Since the moratorium began, the DPU has approved only three emergency work projects in National Grid’s area.

At the National Transportation Safety Board’s suggestion, Baker filed a bill last week that would require professional engineers to approve any gas work that could pose a safety risk. If the Legislature passes the bill by the year’s end, it would be an important step toward ending the moratorium. (Lawmakers only meet in informal sessions, when one person can block a bill, until January.)

Resolving the lockout could prove to be the bigger issue and the tougher challenge. Negotiators for National Grid and the steelworkers return to the bargaining table on Thursday to discuss a counter-proposal from union reps. A spokeswoman says National Grid wants an agreement by Christmas, but the union offer doesn’t address the company’s core issues around health insurance and new-hire retirement plans.

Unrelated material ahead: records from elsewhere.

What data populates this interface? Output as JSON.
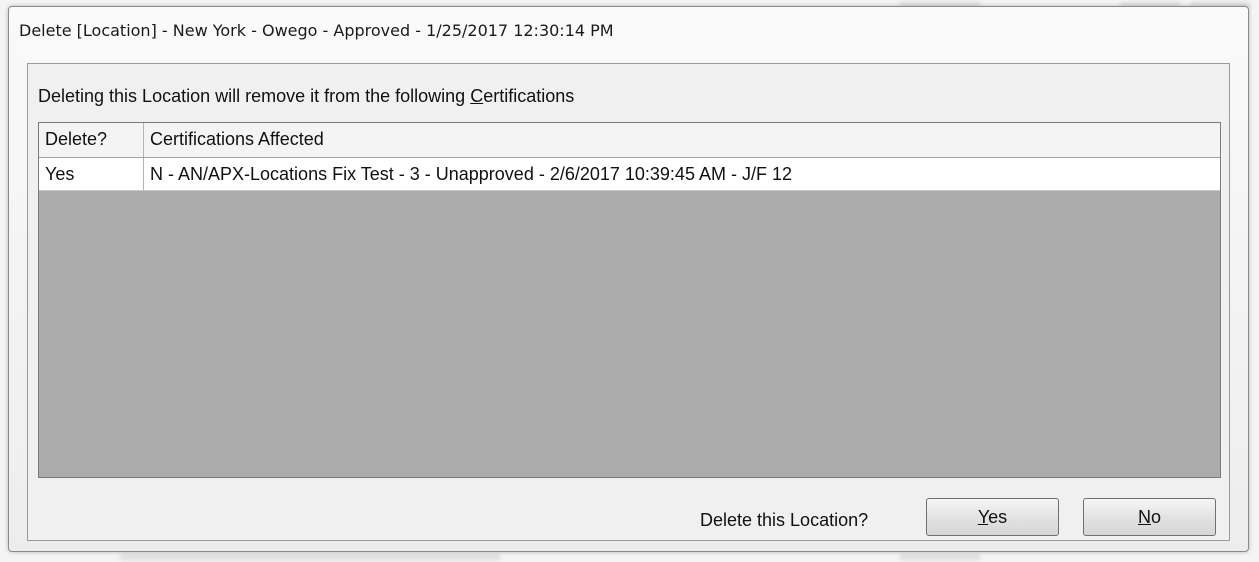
{
  "window": {
    "title": "Delete [Location] - New York - Owego - Approved - 1/25/2017 12:30:14 PM"
  },
  "prompt": {
    "before": "Deleting this Location will remove it from the following ",
    "accel": "C",
    "after": "ertifications"
  },
  "grid": {
    "columns": [
      "Delete?",
      "Certifications Affected"
    ],
    "rows": [
      [
        "Yes",
        "N - AN/APX-Locations Fix Test - 3 - Unapproved - 2/6/2017 10:39:45 AM - J/F 12"
      ]
    ]
  },
  "footer": {
    "question": "Delete this Location?",
    "yes": {
      "accel": "Y",
      "rest": "es"
    },
    "no": {
      "accel": "N",
      "rest": "o"
    }
  },
  "colors": {
    "grid_empty_area": "#ababab",
    "row_background": "#ffffff"
  }
}
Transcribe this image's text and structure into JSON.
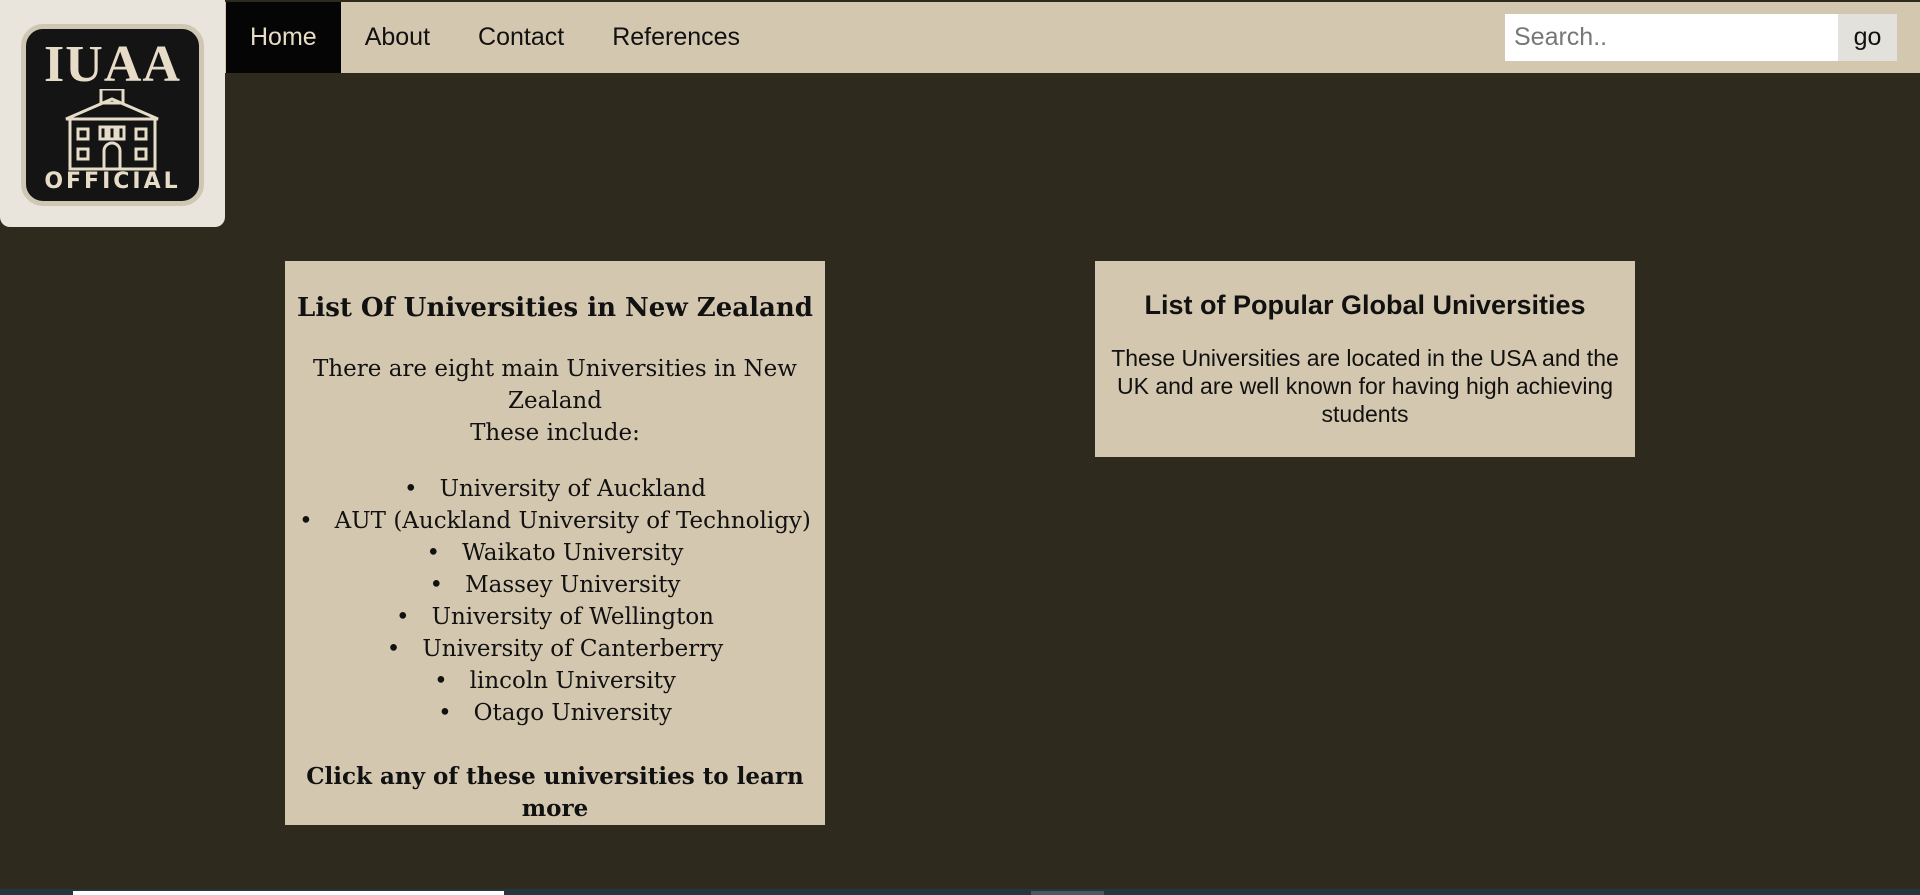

State officials say gas connections were added at roughly half the typical pace over the summer, under National Grid’s replacement crews. The backlog went from bad to worse, and it’s much harder to excavate in the winter. Even when the Baker administration finally lifts its moratorium, developers could still face a long wait before it’s their turn to be connected.


Jon Chesto can be reached at Follow him on Twitter @jonchesto.